By Lindsay Kuczera

Most days, you’ll find Aundi Mevoli patrolling San Francisco Bay in a boat, taking water samples to identify sources of pollution. As the San Francisco Baykeeper's field investigator and policy advocate, Aundi helps the nonprofit watchdog defend the Bay from its biggest polluters and hold government agencies accountable.

Threats to the Bay
San Francisco Bay faces many man-made threats. Industrial pollution, runoff, raw sewage spills, oil tankers, and hazardous chemicals pose a risk to the Bay and its watershed, while ongoing mining, dredging, and habitat destruction also threaten its communities and wildlife. Just recently, chronic excessive wastewater treatment discharge into the Bay led to an algae breakout, turning the water brown and threatening wildlife. Aundi focuses much of her time on sea level rise and groundwater pollution from toxic sites. When she finds issues that need attention, she often engages city officials to make sure that their strategic plans include resilience measures that address sea level rise and site cleanup.

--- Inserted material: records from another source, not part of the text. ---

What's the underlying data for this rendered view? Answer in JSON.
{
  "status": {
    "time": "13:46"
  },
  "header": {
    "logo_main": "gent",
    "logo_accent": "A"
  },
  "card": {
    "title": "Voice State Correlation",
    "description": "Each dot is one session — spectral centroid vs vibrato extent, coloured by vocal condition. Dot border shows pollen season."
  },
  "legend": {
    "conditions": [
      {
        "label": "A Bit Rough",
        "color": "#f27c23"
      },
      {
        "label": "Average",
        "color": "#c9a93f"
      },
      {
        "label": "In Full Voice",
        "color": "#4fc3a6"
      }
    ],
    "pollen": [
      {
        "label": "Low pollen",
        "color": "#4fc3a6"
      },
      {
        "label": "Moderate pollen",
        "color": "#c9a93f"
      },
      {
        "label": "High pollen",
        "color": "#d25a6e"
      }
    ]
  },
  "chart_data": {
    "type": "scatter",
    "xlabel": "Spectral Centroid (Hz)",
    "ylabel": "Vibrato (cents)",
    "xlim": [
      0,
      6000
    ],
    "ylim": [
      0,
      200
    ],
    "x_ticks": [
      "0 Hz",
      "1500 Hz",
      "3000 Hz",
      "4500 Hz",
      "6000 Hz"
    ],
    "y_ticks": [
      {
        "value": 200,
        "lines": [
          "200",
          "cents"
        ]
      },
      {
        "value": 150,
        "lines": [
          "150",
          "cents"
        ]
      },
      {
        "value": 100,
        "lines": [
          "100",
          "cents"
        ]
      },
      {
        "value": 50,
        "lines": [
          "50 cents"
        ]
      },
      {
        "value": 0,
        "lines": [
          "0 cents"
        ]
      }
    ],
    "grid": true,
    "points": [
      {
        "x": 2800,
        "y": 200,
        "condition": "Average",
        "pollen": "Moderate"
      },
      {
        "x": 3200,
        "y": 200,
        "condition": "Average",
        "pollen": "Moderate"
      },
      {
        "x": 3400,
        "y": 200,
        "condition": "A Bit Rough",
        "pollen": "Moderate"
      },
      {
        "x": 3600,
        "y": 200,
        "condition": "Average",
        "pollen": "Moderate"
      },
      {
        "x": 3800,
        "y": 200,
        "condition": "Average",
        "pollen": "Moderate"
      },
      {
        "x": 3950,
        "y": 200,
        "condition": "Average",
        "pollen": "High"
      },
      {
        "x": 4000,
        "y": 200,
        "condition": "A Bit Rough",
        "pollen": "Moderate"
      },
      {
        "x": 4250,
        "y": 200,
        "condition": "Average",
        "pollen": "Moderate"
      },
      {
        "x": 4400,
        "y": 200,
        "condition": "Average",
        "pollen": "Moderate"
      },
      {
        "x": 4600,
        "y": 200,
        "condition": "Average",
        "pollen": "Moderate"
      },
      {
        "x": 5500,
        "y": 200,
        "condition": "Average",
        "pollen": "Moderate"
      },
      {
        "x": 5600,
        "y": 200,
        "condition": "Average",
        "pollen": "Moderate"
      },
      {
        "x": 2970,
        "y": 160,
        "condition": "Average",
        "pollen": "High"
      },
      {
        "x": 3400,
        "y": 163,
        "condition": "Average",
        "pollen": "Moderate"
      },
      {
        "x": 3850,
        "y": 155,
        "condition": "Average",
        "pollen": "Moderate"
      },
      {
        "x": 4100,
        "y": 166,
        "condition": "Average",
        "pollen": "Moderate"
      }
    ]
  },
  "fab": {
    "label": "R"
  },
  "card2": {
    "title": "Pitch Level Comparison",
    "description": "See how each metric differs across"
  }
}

Aundi Mevoli
With a recent algae outbreak in the San Francisco Bay, MNR (Online) graduate Aundi Mevoli is sampling in the Oakland and Alameda Estuaries to monitor the red tide from the predominant organism Heterosigma akashiwo.

Another aspect of Aundi’s work is in strengthening state and local laws through litigation or legislation. A disproportionate amount of pollution unjustly affects communities of color and low-income communities. By working directly with community partners to hear what concerns they have and inform them of what’s been found through field investigation, Baykeeper, partner organizations, and the community can collaboratively create a solution to address the area’s most burdensome issues.

Finding your path
With a background in healthcare, Aundi knew the transition to the environmental space might be a difficult one. She enrolled in Virginia Tech’s Master of Natural Resources (Online) program, which gave her the flexibility to discover what aspect of sustainability she was most interested in and tailor her studies around it.

The first class she took was Sustainability Systems, a required core class in the program. Aundi felt that this class helped her understand how to approach sustainability problems and how to best evaluate and offer solutions. Aundi then took elective classes that taught her about climate policy, coastal systems, watersheds, and urban planning. She realized her passion for addressing water issues and policy, and focused on those courses that would set her up to enter the field.

Learning about stormwater systems was helpful in her daily work with Baykeeper. Aundi applies her new knowledge to policy compliance, advocacy, and proper management of the region’s stormwater systems. In addition, the skills Aundi learned in the MNR communications course continue to help her craft Baykeeper’s messaging, especially when engaging the public. “It’s more than just education or rhetoric, it’s about building meaningful trust with communities,” Aundi added.

Shifting the narrative on health
Healthcare to environmental sustainability may seem like a big leap, but Aundi was able to make the connection by working with CLiGS career counseling services. “They helped me craft cover letters that would highlight how my experience as a healthcare provider, as a professional, and as a business owner were relatable to the environmental field,” said Aundi. Being able to get the help she needed to frame her healthcare experience into public and environmental health experience was vital in getting job interview callbacks and ultimately securing a position with Baykeeper.